We’re in Federal Budget Limbo

This is why we can’t have nice things: last week, lawmakers in Congress missed a huge deadline and failed to set a budget for the United States. But, since they do it every year, they act like it’s no big deal.

But it is. Every year, by April 15th, lawmakers are supposed to pass a budget resolution that sets overall spending levels for the federal government. While several proposals were introduced in February and March, Congress does not have plans to vote on any of them. So whether you thought the proposals themselves were good or bad, we’re now stuck in an unsatisfying budget limbo.

It’s time for some accountability.  When he became Speaker of the House, Paul Ryan promised to return the budget process to regular order this year, which means passing a budget resolution.

Instead, because Ryan is unable to round up the votes he needs to pass his party’s own budget resolution, no budget proposal will be voted on, including the People’s Budget, which would have invested in communities and asked corporations to pay their fair share in taxes.

Now Americans are in federal budget limbo as lawmakers neglect one of their most important jobs: funding the federal government. As we’ve seen in the past, not following through on each step of the federal budget process can lead to shutting down the government or rushing at the end of the year to keep the lights on while giving away gifts to special interests.

There are months left to go to get out of budget limbo. While they skipped a key step in the budget process, members of Congress seem to have already moved on and are working on the next step: appropriations bills. This is where things get down to the nitty gritty: how much money will go to nuclear weapons? To higher education? To infrastructure?

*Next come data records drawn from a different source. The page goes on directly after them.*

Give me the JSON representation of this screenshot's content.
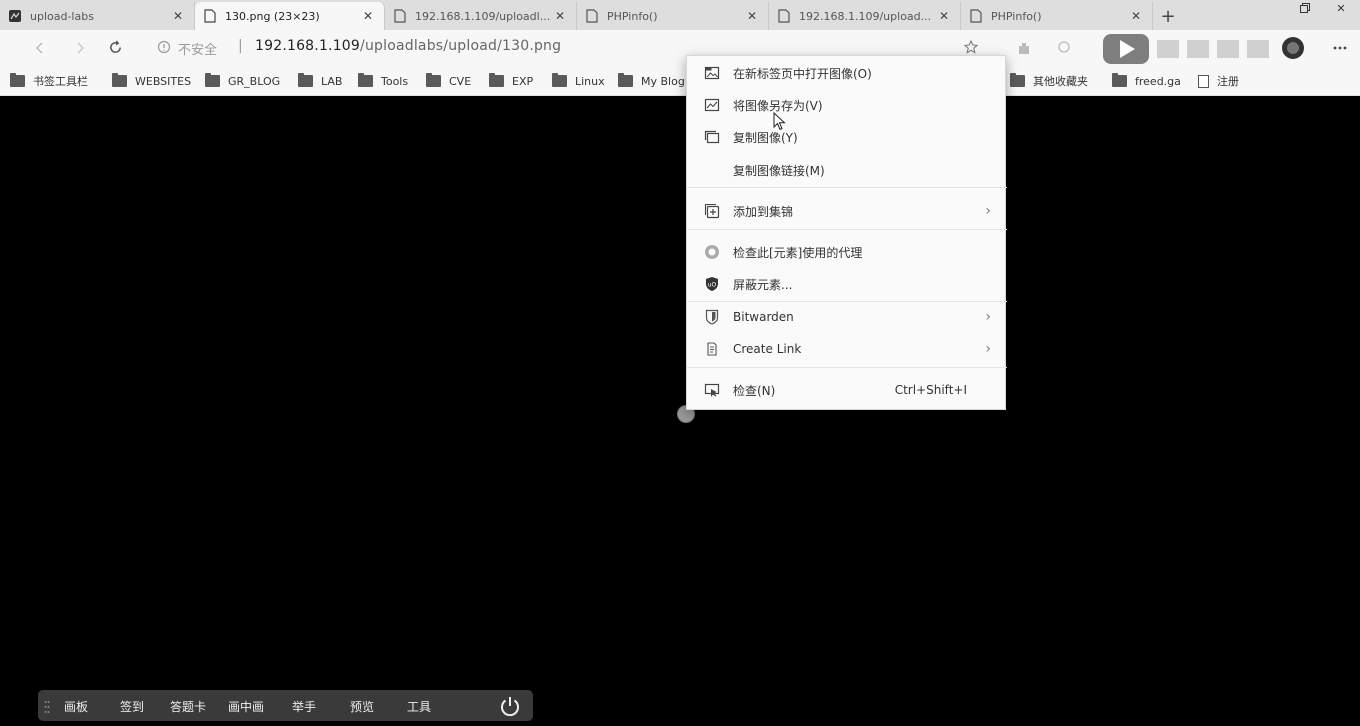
{
  "tabs": [
    {
      "title": "upload-labs",
      "favicon": "dark-app-icon",
      "active": false
    },
    {
      "title": "130.png (23×23)",
      "favicon": "page-icon",
      "active": true
    },
    {
      "title": "192.168.1.109/uploadl...",
      "favicon": "page-icon",
      "active": false
    },
    {
      "title": "PHPinfo()",
      "favicon": "page-icon",
      "active": false
    },
    {
      "title": "192.168.1.109/upload...",
      "favicon": "page-icon",
      "active": false
    },
    {
      "title": "PHPinfo()",
      "favicon": "page-icon",
      "active": false
    }
  ],
  "new_tab_label": "+",
  "address": {
    "status": "不安全",
    "separator": "|",
    "host": "192.168.1.109",
    "path": "/uploadlabs/upload/130.png"
  },
  "bookmarks": [
    {
      "label": "书签工具栏",
      "type": "folder"
    },
    {
      "label": "WEBSITES",
      "type": "folder"
    },
    {
      "label": "GR_BLOG",
      "type": "folder"
    },
    {
      "label": "LAB",
      "type": "folder"
    },
    {
      "label": "Tools",
      "type": "folder"
    },
    {
      "label": "CVE",
      "type": "folder"
    },
    {
      "label": "EXP",
      "type": "folder"
    },
    {
      "label": "Linux",
      "type": "folder"
    },
    {
      "label": "My Blog",
      "type": "folder"
    },
    {
      "label": "其他收藏夹",
      "type": "folder"
    },
    {
      "label": "freed.ga",
      "type": "folder"
    },
    {
      "label": "注册",
      "type": "page"
    }
  ],
  "context_menu": {
    "items": [
      {
        "label": "在新标签页中打开图像(O)",
        "icon": "open-image-new-tab-icon",
        "submenu": false,
        "shortcut": ""
      },
      {
        "label": "将图像另存为(V)",
        "icon": "save-image-icon",
        "submenu": false,
        "shortcut": ""
      },
      {
        "label": "复制图像(Y)",
        "icon": "copy-image-icon",
        "submenu": false,
        "shortcut": ""
      },
      {
        "label": "复制图像链接(M)",
        "icon": "",
        "submenu": false,
        "shortcut": ""
      },
      {
        "label": "添加到集锦",
        "icon": "collections-icon",
        "submenu": true,
        "shortcut": ""
      },
      {
        "label": "检查此[元素]使用的代理",
        "icon": "proxy-icon",
        "submenu": false,
        "shortcut": ""
      },
      {
        "label": "屏蔽元素...",
        "icon": "ublock-shield-icon",
        "submenu": false,
        "shortcut": ""
      },
      {
        "label": "Bitwarden",
        "icon": "bitwarden-icon",
        "submenu": true,
        "shortcut": ""
      },
      {
        "label": "Create Link",
        "icon": "create-link-icon",
        "submenu": true,
        "shortcut": ""
      },
      {
        "label": "检查(N)",
        "icon": "inspect-icon",
        "submenu": false,
        "shortcut": "Ctrl+Shift+I"
      }
    ],
    "submenu_glyph": "›"
  },
  "bottom_bar": {
    "items": [
      "画板",
      "签到",
      "答题卡",
      "画中画",
      "举手",
      "预览",
      "工具"
    ]
  },
  "colors": {
    "page_bg": "#000000",
    "chrome_bg": "#f7f7f7",
    "tabstrip_bg": "#dedede",
    "menu_bg": "#fafafa",
    "bottom_bar_bg": "#3a3a3a"
  }
}
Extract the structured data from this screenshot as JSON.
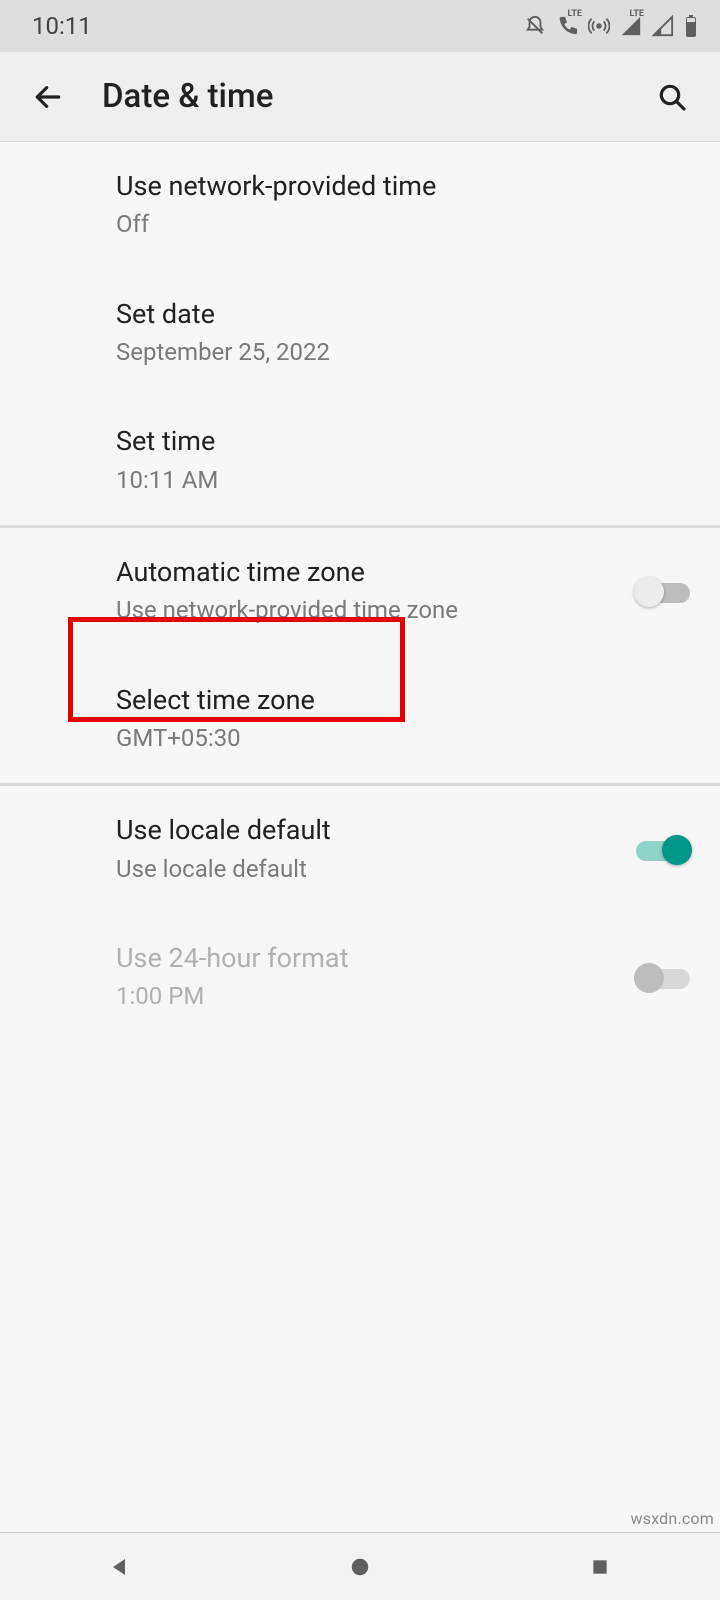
{
  "status": {
    "time": "10:11"
  },
  "header": {
    "title": "Date & time"
  },
  "items": {
    "network_time": {
      "title": "Use network-provided time",
      "sub": "Off"
    },
    "set_date": {
      "title": "Set date",
      "sub": "September 25, 2022"
    },
    "set_time": {
      "title": "Set time",
      "sub": "10:11 AM"
    },
    "auto_tz": {
      "title": "Automatic time zone",
      "sub": "Use network-provided time zone",
      "on": false
    },
    "select_tz": {
      "title": "Select time zone",
      "sub": "GMT+05:30"
    },
    "locale": {
      "title": "Use locale default",
      "sub": "Use locale default",
      "on": true
    },
    "h24": {
      "title": "Use 24-hour format",
      "sub": "1:00 PM",
      "on": false,
      "disabled": true
    }
  },
  "watermark": "wsxdn.com"
}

One thing we know: to get out of budget limbo, we need to stay in the game and hold our leaders accountable like we’ve done time and again. Who knows? We might even end up in budget heaven instead of limbo.